--- Dataset excerpts ---

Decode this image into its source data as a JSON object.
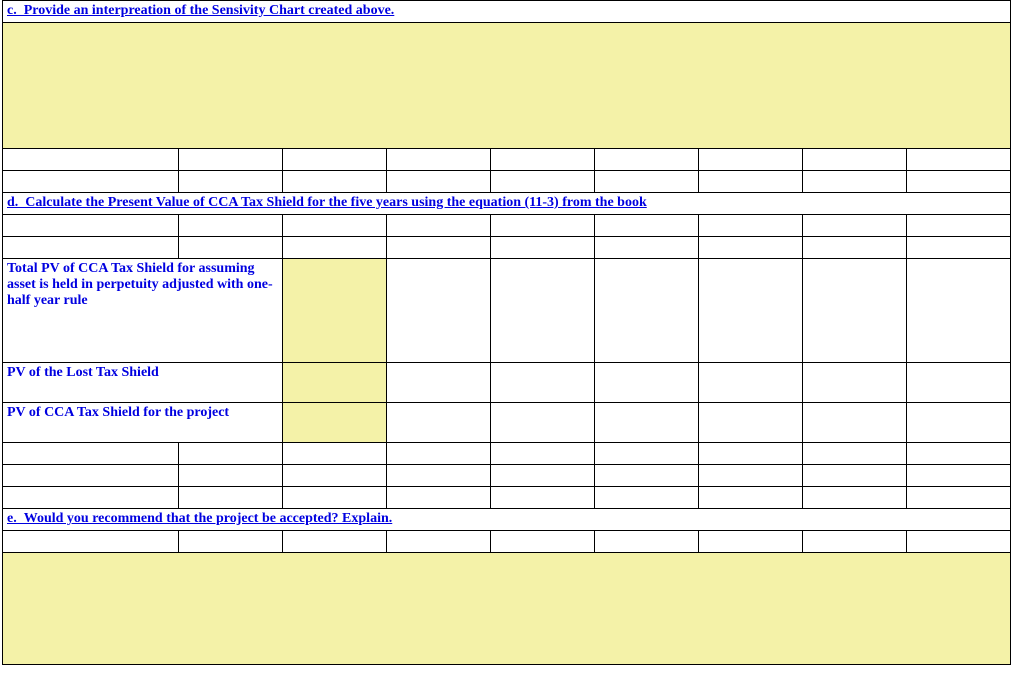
{
  "section_c": {
    "heading": "c.  Provide an interpreation of the Sensivity Chart created above."
  },
  "section_d": {
    "heading": "d.  Calculate the Present Value of CCA Tax Shield for the five years using the equation (11-3) from the book",
    "row1_label": "Total PV of CCA Tax Shield for assuming asset is held in perpetuity adjusted with one-half year rule",
    "row2_label": "PV of the Lost Tax Shield",
    "row3_label": "PV of CCA Tax Shield for the project"
  },
  "section_e": {
    "heading": "e.  Would you recommend that the project be accepted? Explain."
  }
}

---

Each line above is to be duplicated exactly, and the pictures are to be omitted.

Written answer:
Decode this image into its source data as a JSON object.
{
  "section_c": {
    "heading": "c.  Provide an interpreation of the Sensivity Chart created above."
  },
  "section_d": {
    "heading": "d.  Calculate the Present Value of CCA Tax Shield for the five years using the equation (11-3) from the book",
    "row1_label": "Total PV of CCA Tax Shield for assuming asset is held in perpetuity adjusted with one-half year rule",
    "row2_label": "PV of the Lost Tax Shield",
    "row3_label": "PV of CCA Tax Shield for the project"
  },
  "section_e": {
    "heading": "e.  Would you recommend that the project be accepted? Explain."
  }
}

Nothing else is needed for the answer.